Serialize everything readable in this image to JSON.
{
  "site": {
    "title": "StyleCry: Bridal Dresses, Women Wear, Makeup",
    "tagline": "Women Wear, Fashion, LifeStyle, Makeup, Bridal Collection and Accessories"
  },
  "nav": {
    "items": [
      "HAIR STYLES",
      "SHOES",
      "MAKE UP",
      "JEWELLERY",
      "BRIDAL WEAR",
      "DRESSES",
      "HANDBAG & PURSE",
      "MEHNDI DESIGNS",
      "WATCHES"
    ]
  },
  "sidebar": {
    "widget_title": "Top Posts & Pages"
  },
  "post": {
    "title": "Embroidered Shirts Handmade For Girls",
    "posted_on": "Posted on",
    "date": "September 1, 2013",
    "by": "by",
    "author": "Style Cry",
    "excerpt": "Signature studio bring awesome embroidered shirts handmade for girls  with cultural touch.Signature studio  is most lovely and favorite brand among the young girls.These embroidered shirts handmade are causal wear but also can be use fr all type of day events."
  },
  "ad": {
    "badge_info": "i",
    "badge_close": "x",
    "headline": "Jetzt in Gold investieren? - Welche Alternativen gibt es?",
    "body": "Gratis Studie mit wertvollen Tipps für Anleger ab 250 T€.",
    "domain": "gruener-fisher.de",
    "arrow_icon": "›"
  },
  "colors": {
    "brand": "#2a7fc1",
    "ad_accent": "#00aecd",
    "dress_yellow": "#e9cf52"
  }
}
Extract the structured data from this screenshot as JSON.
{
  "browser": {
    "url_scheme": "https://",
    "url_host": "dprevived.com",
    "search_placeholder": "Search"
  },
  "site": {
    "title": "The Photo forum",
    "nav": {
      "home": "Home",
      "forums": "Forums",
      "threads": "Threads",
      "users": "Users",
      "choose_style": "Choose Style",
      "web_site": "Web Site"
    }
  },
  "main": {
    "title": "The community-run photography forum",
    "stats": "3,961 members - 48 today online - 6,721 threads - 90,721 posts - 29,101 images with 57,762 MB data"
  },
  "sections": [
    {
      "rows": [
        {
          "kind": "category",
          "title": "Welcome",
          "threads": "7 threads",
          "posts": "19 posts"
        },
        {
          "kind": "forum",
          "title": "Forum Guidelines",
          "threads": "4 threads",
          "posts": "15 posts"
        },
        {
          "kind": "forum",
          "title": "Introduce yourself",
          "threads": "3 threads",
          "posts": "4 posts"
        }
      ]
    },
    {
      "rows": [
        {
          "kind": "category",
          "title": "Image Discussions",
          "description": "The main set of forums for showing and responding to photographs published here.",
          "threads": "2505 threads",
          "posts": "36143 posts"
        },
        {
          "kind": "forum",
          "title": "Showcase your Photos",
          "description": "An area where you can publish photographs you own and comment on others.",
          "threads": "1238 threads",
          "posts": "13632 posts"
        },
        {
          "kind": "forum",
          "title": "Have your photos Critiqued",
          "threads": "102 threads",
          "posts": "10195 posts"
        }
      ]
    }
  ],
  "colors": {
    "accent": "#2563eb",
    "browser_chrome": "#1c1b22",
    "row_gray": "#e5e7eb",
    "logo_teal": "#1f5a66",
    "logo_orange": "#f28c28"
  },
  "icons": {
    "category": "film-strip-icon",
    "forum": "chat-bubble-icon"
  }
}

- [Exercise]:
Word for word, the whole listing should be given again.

- [Output below]:
Serialize everything readable in this image to JSON.
{
  "site": {
    "title": "StyleCry: Bridal Dresses, Women Wear, Makeup",
    "tagline": "Women Wear, Fashion, LifeStyle, Makeup, Bridal Collection and Accessories"
  },
  "nav": {
    "items": [
      "HAIR STYLES",
      "SHOES",
      "MAKE UP",
      "JEWELLERY",
      "BRIDAL WEAR",
      "DRESSES",
      "HANDBAG & PURSE",
      "MEHNDI DESIGNS",
      "WATCHES"
    ]
  },
  "sidebar": {
    "widget_title": "Top Posts & Pages"
  },
  "post": {
    "title": "Embroidered Shirts Handmade For Girls",
    "posted_on": "Posted on",
    "date": "September 1, 2013",
    "by": "by",
    "author": "Style Cry",
    "excerpt": "Signature studio bring awesome embroidered shirts handmade for girls  with cultural touch.Signature studio  is most lovely and favorite brand among the young girls.These embroidered shirts handmade are causal wear but also can be use fr all type of day events."
  },
  "ad": {
    "badge_info": "i",
    "badge_close": "x",
    "headline": "Jetzt in Gold investieren? - Welche Alternativen gibt es?",
    "body": "Gratis Studie mit wertvollen Tipps für Anleger ab 250 T€.",
    "domain": "gruener-fisher.de",
    "arrow_icon": "›"
  },
  "colors": {
    "brand": "#2a7fc1",
    "ad_accent": "#00aecd",
    "dress_yellow": "#e9cf52"
  }
}
Extract the structured data from this screenshot as JSON.
{
  "browser": {
    "url_scheme": "https://",
    "url_host": "dprevived.com",
    "search_placeholder": "Search"
  },
  "site": {
    "title": "The Photo forum",
    "nav": {
      "home": "Home",
      "forums": "Forums",
      "threads": "Threads",
      "users": "Users",
      "choose_style": "Choose Style",
      "web_site": "Web Site"
    }
  },
  "main": {
    "title": "The community-run photography forum",
    "stats": "3,961 members - 48 today online - 6,721 threads - 90,721 posts - 29,101 images with 57,762 MB data"
  },
  "sections": [
    {
      "rows": [
        {
          "kind": "category",
          "title": "Welcome",
          "threads": "7 threads",
          "posts": "19 posts"
        },
        {
          "kind": "forum",
          "title": "Forum Guidelines",
          "threads": "4 threads",
          "posts": "15 posts"
        },
        {
          "kind": "forum",
          "title": "Introduce yourself",
          "threads": "3 threads",
          "posts": "4 posts"
        }
      ]
    },
    {
      "rows": [
        {
          "kind": "category",
          "title": "Image Discussions",
          "description": "The main set of forums for showing and responding to photographs published here.",
          "threads": "2505 threads",
          "posts": "36143 posts"
        },
        {
          "kind": "forum",
          "title": "Showcase your Photos",
          "description": "An area where you can publish photographs you own and comment on others.",
          "threads": "1238 threads",
          "posts": "13632 posts"
        },
        {
          "kind": "forum",
          "title": "Have your photos Critiqued",
          "threads": "102 threads",
          "posts": "10195 posts"
        }
      ]
    }
  ],
  "colors": {
    "accent": "#2563eb",
    "browser_chrome": "#1c1b22",
    "row_gray": "#e5e7eb",
    "logo_teal": "#1f5a66",
    "logo_orange": "#f28c28"
  },
  "icons": {
    "category": "film-strip-icon",
    "forum": "chat-bubble-icon"
  }
}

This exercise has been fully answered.